BNSF appealed the judgment and filed a supersedeas bond in the amount of $500,000 that was executed by BNSF as principal and Safeco as surety. The court of appeals affirmed the judgment in Mickey v. BNSF Railway Company, 358 S.W.3d 138 (Mo. App. 2011).

After the appeal, BNSF tendered Mr. Mickey the judgment amount, costs, and interest but withheld $12,820.80. Mr. Mickey objected that the check was insufficient to satisfy the judgment and filed a motion under Rule 81.11 requesting the trial court to enter judgment against Safeco on the supersedeas bond as a result of BNSF's failure to satisfy the judgment.
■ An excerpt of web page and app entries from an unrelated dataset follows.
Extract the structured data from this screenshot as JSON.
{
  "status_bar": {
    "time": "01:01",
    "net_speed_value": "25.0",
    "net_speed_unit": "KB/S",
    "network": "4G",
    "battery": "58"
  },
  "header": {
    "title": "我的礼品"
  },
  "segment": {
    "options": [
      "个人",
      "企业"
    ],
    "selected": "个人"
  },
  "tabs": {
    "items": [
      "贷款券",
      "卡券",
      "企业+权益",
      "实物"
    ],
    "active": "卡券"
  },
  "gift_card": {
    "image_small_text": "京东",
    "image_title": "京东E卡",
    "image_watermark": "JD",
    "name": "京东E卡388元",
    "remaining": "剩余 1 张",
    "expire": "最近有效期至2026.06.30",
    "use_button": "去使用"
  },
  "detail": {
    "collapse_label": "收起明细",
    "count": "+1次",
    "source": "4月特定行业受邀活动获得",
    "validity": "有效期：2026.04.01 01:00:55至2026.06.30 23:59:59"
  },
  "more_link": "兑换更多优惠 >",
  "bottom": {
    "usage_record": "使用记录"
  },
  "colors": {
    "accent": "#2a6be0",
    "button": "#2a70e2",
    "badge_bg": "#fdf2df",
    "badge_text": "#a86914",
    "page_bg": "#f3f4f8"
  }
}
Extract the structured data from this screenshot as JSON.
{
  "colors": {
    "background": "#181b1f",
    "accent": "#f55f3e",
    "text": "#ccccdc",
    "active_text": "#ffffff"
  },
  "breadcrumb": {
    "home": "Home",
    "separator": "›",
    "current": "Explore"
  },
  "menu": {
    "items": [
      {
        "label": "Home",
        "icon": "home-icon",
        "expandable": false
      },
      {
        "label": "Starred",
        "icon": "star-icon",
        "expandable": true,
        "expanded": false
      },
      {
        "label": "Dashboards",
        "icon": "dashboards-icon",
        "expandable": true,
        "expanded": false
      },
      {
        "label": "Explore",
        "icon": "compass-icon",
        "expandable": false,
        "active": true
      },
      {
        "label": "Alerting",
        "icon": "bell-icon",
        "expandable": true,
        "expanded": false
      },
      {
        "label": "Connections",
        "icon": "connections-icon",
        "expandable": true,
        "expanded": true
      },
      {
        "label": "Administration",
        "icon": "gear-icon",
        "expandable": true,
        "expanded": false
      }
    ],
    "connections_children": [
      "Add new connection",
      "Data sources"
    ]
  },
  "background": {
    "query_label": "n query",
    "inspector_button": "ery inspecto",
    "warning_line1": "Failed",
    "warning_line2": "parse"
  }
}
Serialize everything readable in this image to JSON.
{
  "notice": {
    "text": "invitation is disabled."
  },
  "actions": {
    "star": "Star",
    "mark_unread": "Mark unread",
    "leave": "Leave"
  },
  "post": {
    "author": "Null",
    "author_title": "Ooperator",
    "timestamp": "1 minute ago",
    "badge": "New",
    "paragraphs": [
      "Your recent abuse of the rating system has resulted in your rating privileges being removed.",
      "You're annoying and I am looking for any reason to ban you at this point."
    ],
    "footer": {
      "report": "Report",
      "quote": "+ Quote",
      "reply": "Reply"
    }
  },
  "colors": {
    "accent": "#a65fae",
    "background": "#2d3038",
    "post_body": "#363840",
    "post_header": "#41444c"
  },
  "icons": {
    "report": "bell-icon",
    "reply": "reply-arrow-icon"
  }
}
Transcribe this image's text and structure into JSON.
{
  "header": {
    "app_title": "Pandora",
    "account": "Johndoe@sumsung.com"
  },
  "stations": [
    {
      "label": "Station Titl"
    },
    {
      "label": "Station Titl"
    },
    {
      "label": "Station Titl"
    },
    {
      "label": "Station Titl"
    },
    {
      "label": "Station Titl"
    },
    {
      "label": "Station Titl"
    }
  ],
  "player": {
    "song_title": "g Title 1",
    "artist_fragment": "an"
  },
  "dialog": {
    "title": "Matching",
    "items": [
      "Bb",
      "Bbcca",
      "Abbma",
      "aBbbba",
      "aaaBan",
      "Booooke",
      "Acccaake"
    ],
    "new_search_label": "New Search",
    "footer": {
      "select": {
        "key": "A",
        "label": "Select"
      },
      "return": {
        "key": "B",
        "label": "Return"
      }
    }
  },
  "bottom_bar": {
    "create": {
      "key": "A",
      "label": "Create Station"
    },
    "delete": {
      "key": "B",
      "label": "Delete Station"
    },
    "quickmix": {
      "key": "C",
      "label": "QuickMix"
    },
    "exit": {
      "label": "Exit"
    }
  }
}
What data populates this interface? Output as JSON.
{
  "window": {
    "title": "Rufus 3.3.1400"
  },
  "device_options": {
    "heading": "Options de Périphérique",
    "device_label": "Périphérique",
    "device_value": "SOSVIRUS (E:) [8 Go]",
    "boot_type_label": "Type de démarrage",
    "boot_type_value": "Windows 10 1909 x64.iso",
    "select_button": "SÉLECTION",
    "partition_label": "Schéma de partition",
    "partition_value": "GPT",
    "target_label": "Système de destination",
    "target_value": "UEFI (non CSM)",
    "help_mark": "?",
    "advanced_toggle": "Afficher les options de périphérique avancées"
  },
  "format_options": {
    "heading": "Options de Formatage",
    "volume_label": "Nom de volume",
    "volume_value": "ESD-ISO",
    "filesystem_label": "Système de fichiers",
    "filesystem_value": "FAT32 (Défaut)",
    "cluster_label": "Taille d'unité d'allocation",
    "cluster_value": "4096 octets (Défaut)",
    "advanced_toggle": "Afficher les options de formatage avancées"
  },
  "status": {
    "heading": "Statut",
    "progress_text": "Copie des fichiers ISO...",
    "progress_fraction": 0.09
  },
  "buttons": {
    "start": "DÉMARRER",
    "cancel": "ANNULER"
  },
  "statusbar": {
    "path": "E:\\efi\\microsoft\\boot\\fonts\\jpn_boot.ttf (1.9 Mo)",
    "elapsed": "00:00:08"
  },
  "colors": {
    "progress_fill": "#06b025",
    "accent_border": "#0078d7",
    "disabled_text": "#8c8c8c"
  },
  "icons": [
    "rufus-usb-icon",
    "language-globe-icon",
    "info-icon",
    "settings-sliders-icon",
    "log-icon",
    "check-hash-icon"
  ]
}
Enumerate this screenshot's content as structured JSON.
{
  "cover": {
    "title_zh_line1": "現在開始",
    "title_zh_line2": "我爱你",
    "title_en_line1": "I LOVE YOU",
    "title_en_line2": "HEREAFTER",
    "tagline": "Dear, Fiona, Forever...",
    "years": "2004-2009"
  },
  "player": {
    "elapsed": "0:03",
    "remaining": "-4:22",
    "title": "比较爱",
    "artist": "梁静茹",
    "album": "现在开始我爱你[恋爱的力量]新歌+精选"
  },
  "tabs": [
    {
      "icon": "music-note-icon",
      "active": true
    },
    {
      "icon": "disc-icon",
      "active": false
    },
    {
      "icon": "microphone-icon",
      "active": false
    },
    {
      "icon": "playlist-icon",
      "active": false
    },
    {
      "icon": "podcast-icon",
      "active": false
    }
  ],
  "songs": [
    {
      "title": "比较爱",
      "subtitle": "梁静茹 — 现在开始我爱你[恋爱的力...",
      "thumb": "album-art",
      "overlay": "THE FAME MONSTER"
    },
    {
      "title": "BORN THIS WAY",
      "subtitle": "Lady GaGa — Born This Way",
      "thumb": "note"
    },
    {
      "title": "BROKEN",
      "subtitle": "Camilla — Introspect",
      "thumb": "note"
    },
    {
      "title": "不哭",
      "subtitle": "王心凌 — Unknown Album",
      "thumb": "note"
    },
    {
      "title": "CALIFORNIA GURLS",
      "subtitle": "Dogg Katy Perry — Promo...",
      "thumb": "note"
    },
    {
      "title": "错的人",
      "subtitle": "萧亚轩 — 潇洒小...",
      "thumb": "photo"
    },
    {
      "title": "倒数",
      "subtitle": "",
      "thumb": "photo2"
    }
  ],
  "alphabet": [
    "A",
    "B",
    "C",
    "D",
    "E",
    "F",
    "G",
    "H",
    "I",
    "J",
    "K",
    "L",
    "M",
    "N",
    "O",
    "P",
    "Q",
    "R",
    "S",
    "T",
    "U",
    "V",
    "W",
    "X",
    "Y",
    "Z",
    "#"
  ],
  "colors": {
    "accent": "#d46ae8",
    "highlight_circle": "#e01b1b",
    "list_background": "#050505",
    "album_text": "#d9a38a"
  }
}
BNSF and Safeco urged the trial court to find that BNSF fully satisfied the judgment because it withheld the missing $12,820.80 to remit to the IRS as Mr. Mickey's share of railroad retirement withholding taxes that BNSF claimed were due on the $345,000 in damages awarded if one presumes that the damages are made up entirely of lost wages.[3] BNSF acknowledged that the IRS had not claimed in this, or any other published case, that it was required to withhold railroad retirement taxes -- taxes comparable to Social Security and Medicare -- but BNSF paid this amount sua sponte because, it said, it believed that the RRTA so requires.

During this same time period, BNSF filed an interpleader action in the United States District Court for the Eastern District of Missouri naming Mr. Mickey, the IRS, and the Railroad Retirement Board as defendants, and deposited the $12,820.80 with the federal district court for it to determine who was owed what amount. The IRS declined to enter its appearance. BNSF then chose sua sponte to pay the IRS the $12,820.80, and the interpleader was dismissed.

On May 24, 2012, the trial court agreed with Mr. Mickey that, in withholding the $12,820.80, BNSF had failed to satisfy the judgment. It entered judgment against Safeco for $12,820.80 and post-judgment interest. BNSF and Safeco subsequently moved to vacate and modify the May 24 judgment on the ground that BNSF fully

Page 210

satisfied the judgment because it was required to withhold the $12,820.80. The court overruled this motion. BNSF and Safeco appealed the trial court's entry of judgment against Safeco and its overruling of their motion to vacate and modify the judgment.[4] After OPINION of appeals, this Court granted transfer. Mo. Const. art. V, § 10. This Court affirms.


Construction of a statute is a question of law. City of Springfield v. Sprint Spectrum, L.P., 203 S.W.3d 177, 182 (Mo. banc 2006). This Court reviews issues of law de novo. Crocket ...

Buy This Entire Record For $7.95

Download the entire decision to receive the complete text, official citation,
docket number, dissents and concurrences, and footnotes for this case.

Learn more about what you receive with purchase of this case.